# Using tensegrity structure to teach high school math?

I am exploring ideas to design a secondary-level-project-based-10-lessons-unit-learning-plan which can end with a creation from the students involving a tensegrity structure.

such as My general questions are related to designing lessons:

• Question 1: what could be essential pre-lesson that leads to such creation?
• Question 2: what learning can be derived in each lesson? (... that is generally aligned with secondary math knowledge and skills)
• Question 3: Challenging: How could you involve in a "simplified manner" (secondary level) the use of modular arithmetics, and other element of abstract algebra such rotations, permutation, groups...
• Question 4: what general problem can be be asked that can lead to such creation? essential questions?

So far : From readings, students will have to understand the concept of

1. Set of Vertices configure distance constraints that define figure or solid
2. struts and cables (terminology used in tensegrity) holding vertices apart and keeping close together respectively.
3. A structure is stable if it respect specific distance constraints. the literature use the concept of super stable.
4. Not only distances between Edges but also distances between Diagonals have to follow specific constraints to shape a specific structure.
5. Geometrical versus physical rigidity
https://math.stackexchange.com/questions/490242/what-is-the-precise-definition-of-a-rigid-shape

So far my responses to those questions:

• 1st group of lessons: triangle, its property, and its physical rigidity
• 2nd group of Lessons: properties of diagonals in quadrilaterals and its physical rigidity

Students will understand (1) the importance of respecting the diagonals distances constraint to shape 2 dimensional figures by building simple figures (using for of popsicle sticks and fishing lines) using the least amount of struts (2) We can permute struts and cable for the edge and diagonals I believe this lesson can be fruitful as students have little sense of seeing the need of understanding the properties associated to diagonal of quadrilaterals

• 3rd group of lessons: geometrical rigidity of polygon and transformation (1)enlargement (2) Rotation (3) reflexion (4) translation

Basically here I would use the idea of Abbas Jeffary "Start with an equilateral triangle. Label the vertices one, two, three. Define a rotation to be 60° counterclockwise, for example (or you could go clockwise). Note that the locations of the vertices have shifted. Consider this a new “state“ or “configuration”. Now, what “configuration” does one end up with after n rotations? Then, extend this to any n-sided polygon."

• Last lesson: the project build the highest tower using water pipes and metal strings which can support a weight at the top.

That's an initial brainstorm that I want to refine. Any suggestion regarding this project? What specific other pre-lesson could be taught?
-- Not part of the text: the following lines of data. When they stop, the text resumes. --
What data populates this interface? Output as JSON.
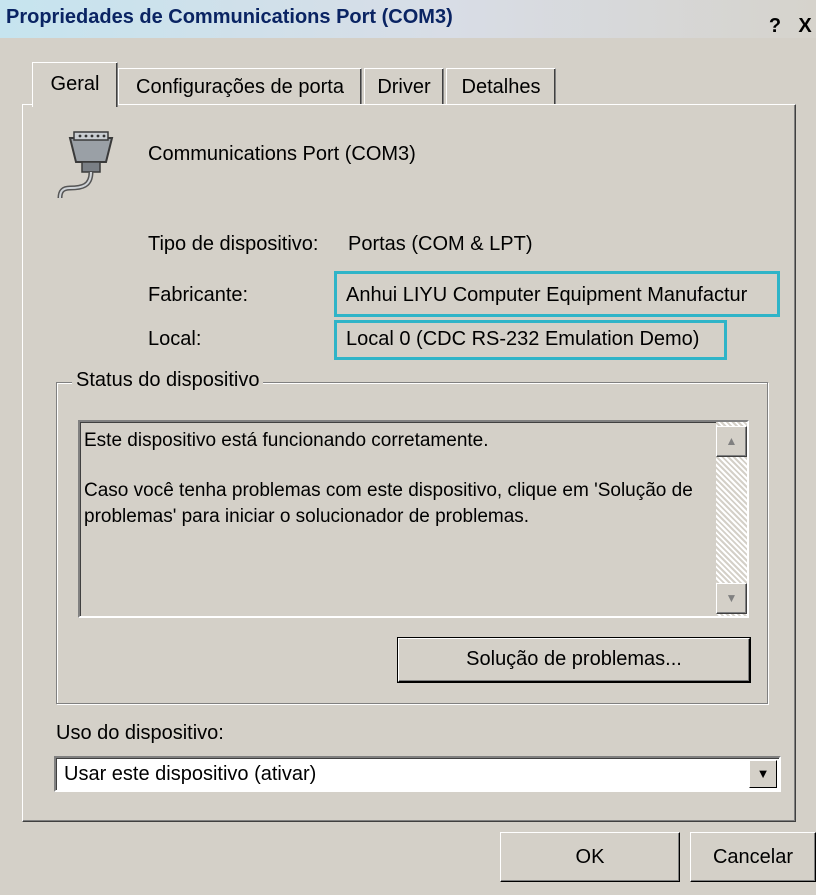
{
  "window": {
    "title": "Propriedades de Communications Port (COM3)",
    "help_label": "?",
    "close_label": "X"
  },
  "tabs": [
    {
      "label": "Geral",
      "active": true
    },
    {
      "label": "Configurações de porta",
      "active": false
    },
    {
      "label": "Driver",
      "active": false
    },
    {
      "label": "Detalhes",
      "active": false
    }
  ],
  "device": {
    "icon": "serial-port-icon",
    "name": "Communications Port (COM3)",
    "type_label": "Tipo de dispositivo:",
    "type_value": "Portas (COM & LPT)",
    "manufacturer_label": "Fabricante:",
    "manufacturer_value": "Anhui LIYU Computer Equipment Manufactur",
    "location_label": "Local:",
    "location_value": "Local 0 (CDC RS-232 Emulation Demo)"
  },
  "status": {
    "group_label": "Status do dispositivo",
    "line1": "Este dispositivo está funcionando corretamente.",
    "line2": "Caso você tenha problemas com este dispositivo, clique em 'Solução de problemas' para iniciar o solucionador de problemas.",
    "troubleshoot_label": "Solução de problemas..."
  },
  "usage": {
    "label": "Uso do dispositivo:",
    "selected": "Usar este dispositivo (ativar)"
  },
  "footer": {
    "ok_label": "OK",
    "cancel_label": "Cancelar"
  },
  "colors": {
    "highlight": "#2fb4c8",
    "title_text": "#0a2463",
    "dialog_bg": "#d4d0c8"
  }
}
I find this final project a bit hazardous as to see what exactly could be assessed in term of school mathematical knowledge.
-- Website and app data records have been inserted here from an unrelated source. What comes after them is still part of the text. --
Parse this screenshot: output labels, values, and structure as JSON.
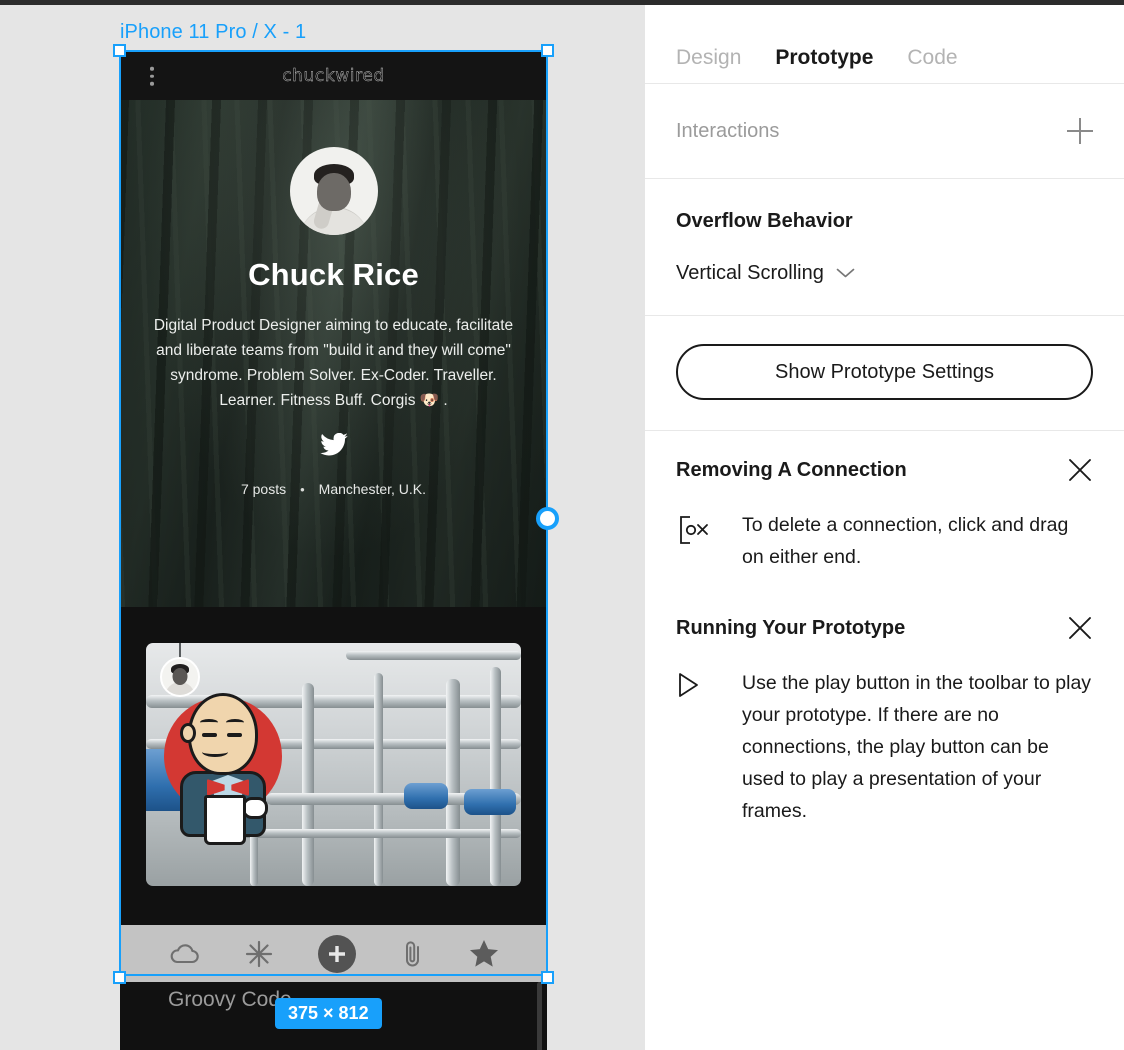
{
  "canvas": {
    "frame_label": "iPhone 11 Pro / X - 1",
    "size_badge": "375 × 812",
    "next_frame_title": "Groovy Code"
  },
  "phone": {
    "brand": "chuckwired",
    "menu_icon": "kebab-menu-icon",
    "profile": {
      "name": "Chuck Rice",
      "bio": "Digital Product Designer aiming to educate, facilitate and liberate teams from \"build it and they will come\" syndrome. Problem Solver. Ex-Coder. Traveller. Learner. Fitness Buff. Corgis 🐶 .",
      "social_icon": "twitter-icon",
      "posts": "7 posts",
      "separator": "•",
      "location": "Manchester, U.K."
    },
    "post": {
      "avatar_icon": "post-author-avatar",
      "image_icon": "jenkins-mascot-photo"
    },
    "nav": [
      {
        "name": "cloud-icon",
        "label": "Cloud"
      },
      {
        "name": "asterisk-icon",
        "label": "Sparkle"
      },
      {
        "name": "plus-icon",
        "label": "Add"
      },
      {
        "name": "paperclip-icon",
        "label": "Attach"
      },
      {
        "name": "star-icon",
        "label": "Favourites"
      }
    ]
  },
  "panel": {
    "tabs": [
      {
        "label": "Design",
        "active": false
      },
      {
        "label": "Prototype",
        "active": true
      },
      {
        "label": "Code",
        "active": false
      }
    ],
    "interactions": {
      "title": "Interactions",
      "add_icon": "plus-icon"
    },
    "overflow": {
      "heading": "Overflow Behavior",
      "value": "Vertical Scrolling",
      "chevron_icon": "chevron-down-icon"
    },
    "settings_button": "Show Prototype Settings",
    "tips": [
      {
        "title": "Removing A Connection",
        "text": "To delete a connection, click and drag on either end.",
        "icon": "remove-connection-icon",
        "close_icon": "close-icon"
      },
      {
        "title": "Running Your Prototype",
        "text": "Use the play button in the toolbar to play your prototype. If there are no connections, the play button can be used to play a presentation of your frames.",
        "icon": "play-icon",
        "close_icon": "close-icon"
      }
    ]
  },
  "colors": {
    "figma_blue": "#18a0fb",
    "canvas_bg": "#e5e5e5",
    "panel_bg": "#ffffff",
    "phone_bg": "#111111"
  }
}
• Are you intending to actually teach tensegrity? If you're just using it as a construction tool, I think you run the risk that the materials won't complement the lessons very well.
– user797
Apr 2, 2018 at 0:24
• For example, I'm particularly concerned about triangles as a rigid shape -- that evokes to me a lesson about more traditional construction out of sticks and joints that I'm not sure apply as well to a construction based on tensegrity. (but that could simply be my lack of imagination; the experience I had building things like this was brief and rather long ago)
– user797
Apr 2, 2018 at 0:28
• This seems like a solution in search of a problem.
– user507
Apr 3, 2018 at 3:22